EXERCISE REQUIREMENTS: Print each record below precisely, with every picture left out of the copy.
======== DATA FOR THE TASK
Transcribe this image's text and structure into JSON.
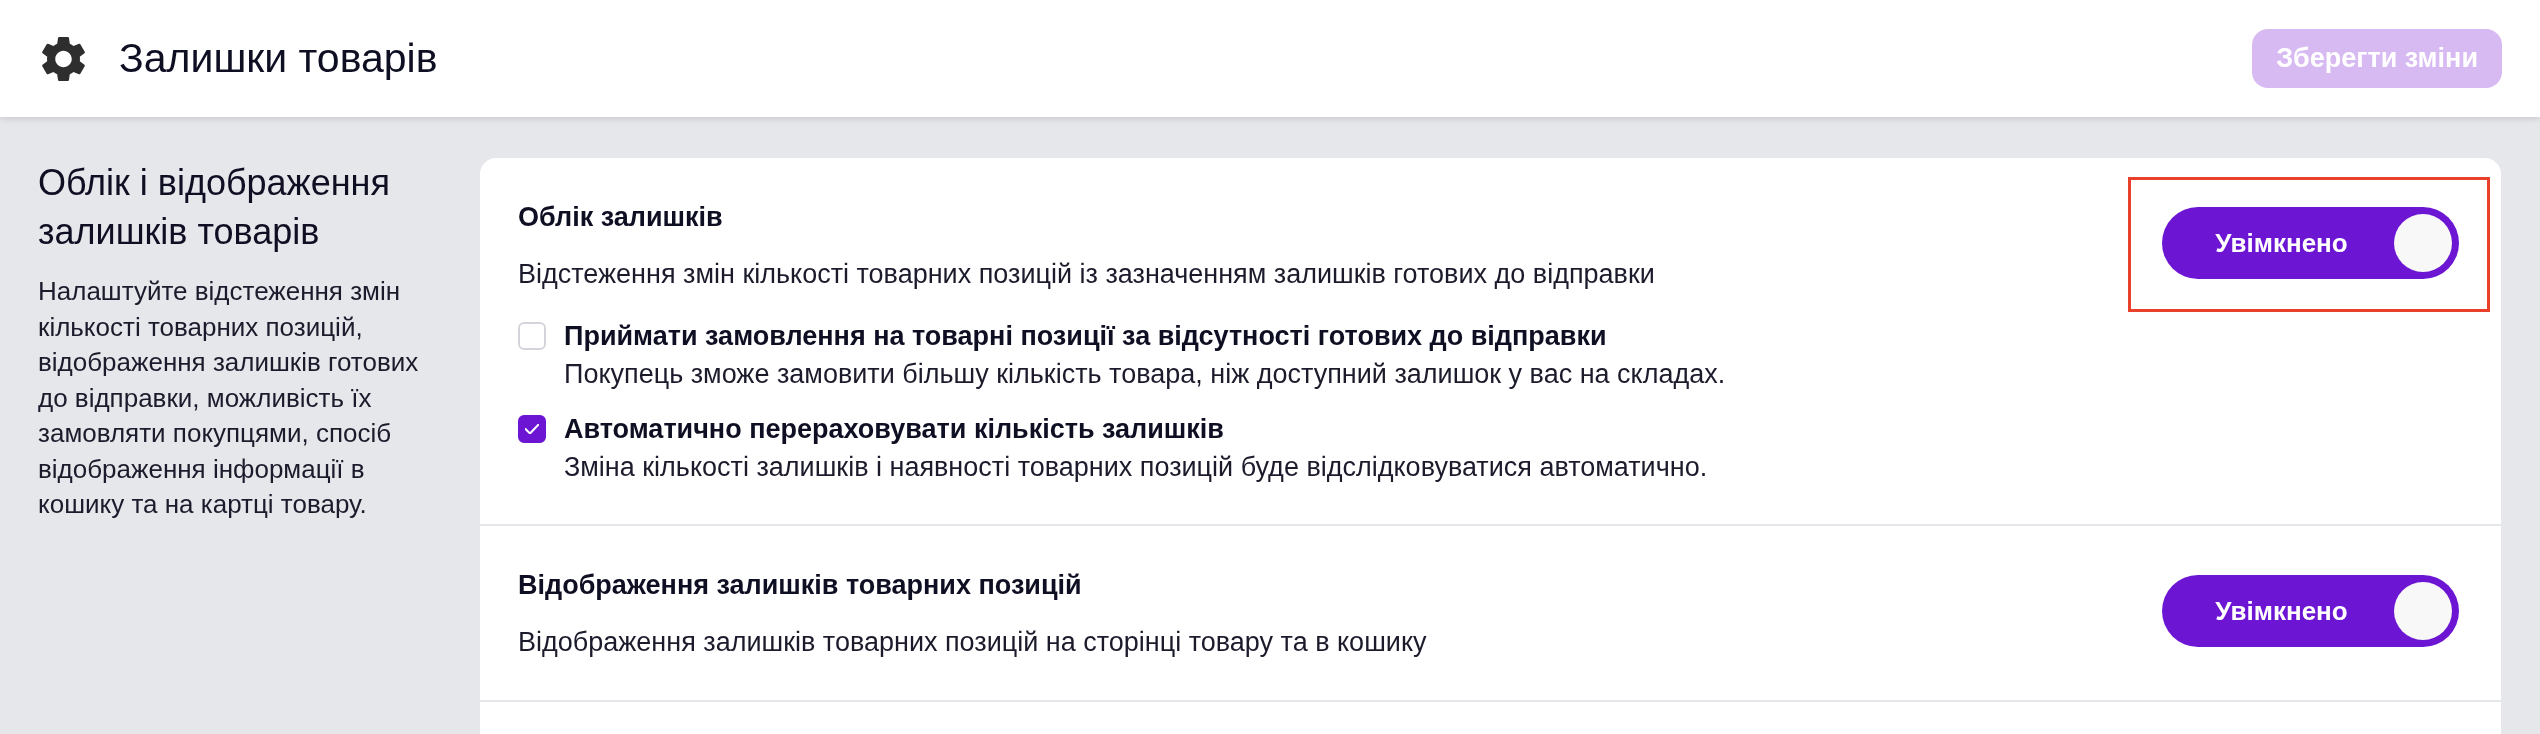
{
  "header": {
    "title": "Залишки товарів",
    "save_button": {
      "label": "Зберегти зміни",
      "disabled": true
    }
  },
  "sidebar": {
    "title": "Облік і відображення залишків товарів",
    "description": "Налаштуйте відстеження змін кількості товарних позицій, відображення залишків готових до відправки, можливість їх замовляти покупцями, спосіб відображення інформації в кошику та на картці товару."
  },
  "sections": [
    {
      "title": "Облік залишків",
      "description": "Відстеження змін кількості товарних позицій із зазначенням залишків готових до відправки",
      "toggle": {
        "label": "Увімкнено",
        "on": true
      },
      "highlighted": true,
      "options": [
        {
          "label": "Приймати замовлення на товарні позиції за відсутності готових до відправки",
          "description": "Покупець зможе замовити більшу кількість товара, ніж доступний залишок у вас на складах.",
          "checked": false
        },
        {
          "label": "Автоматично перераховувати кількість залишків",
          "description": "Зміна кількості залишків і наявності товарних позицій буде відслідковуватися автоматично.",
          "checked": true
        }
      ]
    },
    {
      "title": "Відображення залишків товарних позицій",
      "description": "Відображення залишків товарних позицій на сторінці товару та в кошику",
      "toggle": {
        "label": "Увімкнено",
        "on": true
      },
      "highlighted": false
    }
  ]
}
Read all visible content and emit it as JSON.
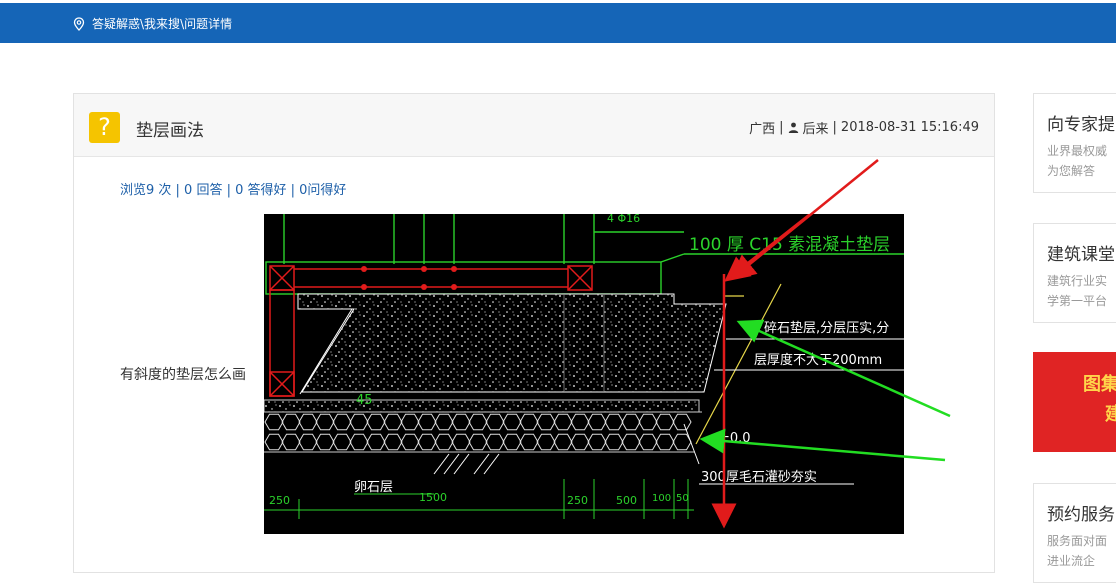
{
  "breadcrumb": {
    "items": [
      "答疑解惑",
      "\\我来搜",
      "\\问题详情"
    ]
  },
  "question": {
    "badge": "?",
    "title": "垫层画法",
    "region": "广西",
    "sep1": "|",
    "author": "后来",
    "sep2": "|",
    "datetime": "2018-08-31 15:16:49",
    "stats": "浏览9 次 | 0 回答 | 0 答得好 | 0问得好",
    "body": "有斜度的垫层怎么画"
  },
  "drawing": {
    "labels": {
      "top_rebar": "4 Φ16",
      "concrete": "100  厚 C15  素混凝土垫层",
      "gravel_1": "碎石垫层,分层压实,分",
      "gravel_2": "层厚度不大于200mm",
      "angle": "45",
      "elevation": "±0.0",
      "rubble": "300厚毛石灌砂夯实",
      "pebble": "卵石层",
      "dims": [
        "250",
        "1500",
        "250",
        "500",
        "100",
        "50"
      ]
    },
    "colors": {
      "line": "#2bd22b",
      "red_arrow": "#e11b1b",
      "green_arrow": "#22dd22",
      "gravel_fill": "#ffffff",
      "background": "#000000"
    }
  },
  "sidebar": {
    "card1": {
      "title": "向专家提",
      "line1": "业界最权威",
      "line2": "为您解答"
    },
    "card2": {
      "title": "建筑课堂",
      "line1": "建筑行业实",
      "line2": "学第一平台"
    },
    "promo": {
      "line1": "图集",
      "line2": "建"
    },
    "card3": {
      "title": "预约服务",
      "line1": "服务面对面",
      "line2": "进业流企"
    }
  },
  "colors": {
    "topbar": "#1565b7",
    "badge": "#f5c400",
    "link": "#1d5fa8"
  }
}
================
EXERCISE OUTPUT:
Transcribe this image's text and structure into JSON.
{
  "header": {
    "title": "Залишки товарів",
    "save_button": {
      "label": "Зберегти зміни",
      "disabled": true
    }
  },
  "sidebar": {
    "title": "Облік і відображення залишків товарів",
    "description": "Налаштуйте відстеження змін кількості товарних позицій, відображення залишків готових до відправки, можливість їх замовляти покупцями, спосіб відображення інформації в кошику та на картці товару."
  },
  "sections": [
    {
      "title": "Облік залишків",
      "description": "Відстеження змін кількості товарних позицій із зазначенням залишків готових до відправки",
      "toggle": {
        "label": "Увімкнено",
        "on": true
      },
      "highlighted": true,
      "options": [
        {
          "label": "Приймати замовлення на товарні позиції за відсутності готових до відправки",
          "description": "Покупець зможе замовити більшу кількість товара, ніж доступний залишок у вас на складах.",
          "checked": false
        },
        {
          "label": "Автоматично перераховувати кількість залишків",
          "description": "Зміна кількості залишків і наявності товарних позицій буде відслідковуватися автоматично.",
          "checked": true
        }
      ]
    },
    {
      "title": "Відображення залишків товарних позицій",
      "description": "Відображення залишків товарних позицій на сторінці товару та в кошику",
      "toggle": {
        "label": "Увімкнено",
        "on": true
      },
      "highlighted": false
    }
  ]
}
Read all visible content and emit it as JSON.
{
  "breadcrumb": {
    "items": [
      "答疑解惑",
      "\\我来搜",
      "\\问题详情"
    ]
  },
  "question": {
    "badge": "?",
    "title": "垫层画法",
    "region": "广西",
    "sep1": "|",
    "author": "后来",
    "sep2": "|",
    "datetime": "2018-08-31 15:16:49",
    "stats": "浏览9 次 | 0 回答 | 0 答得好 | 0问得好",
    "body": "有斜度的垫层怎么画"
  },
  "drawing": {
    "labels": {
      "top_rebar": "4 Φ16",
      "concrete": "100  厚 C15  素混凝土垫层",
      "gravel_1": "碎石垫层,分层压实,分",
      "gravel_2": "层厚度不大于200mm",
      "angle": "45",
      "elevation": "±0.0",
      "rubble": "300厚毛石灌砂夯实",
      "pebble": "卵石层",
      "dims": [
        "250",
        "1500",
        "250",
        "500",
        "100",
        "50"
      ]
    },
    "colors": {
      "line": "#2bd22b",
      "red_arrow": "#e11b1b",
      "green_arrow": "#22dd22",
      "gravel_fill": "#ffffff",
      "background": "#000000"
    }
  },
  "sidebar": {
    "card1": {
      "title": "向专家提",
      "line1": "业界最权威",
      "line2": "为您解答"
    },
    "card2": {
      "title": "建筑课堂",
      "line1": "建筑行业实",
      "line2": "学第一平台"
    },
    "promo": {
      "line1": "图集",
      "line2": "建"
    },
    "card3": {
      "title": "预约服务",
      "line1": "服务面对面",
      "line2": "进业流企"
    }
  },
  "colors": {
    "topbar": "#1565b7",
    "badge": "#f5c400",
    "link": "#1d5fa8"
  }
}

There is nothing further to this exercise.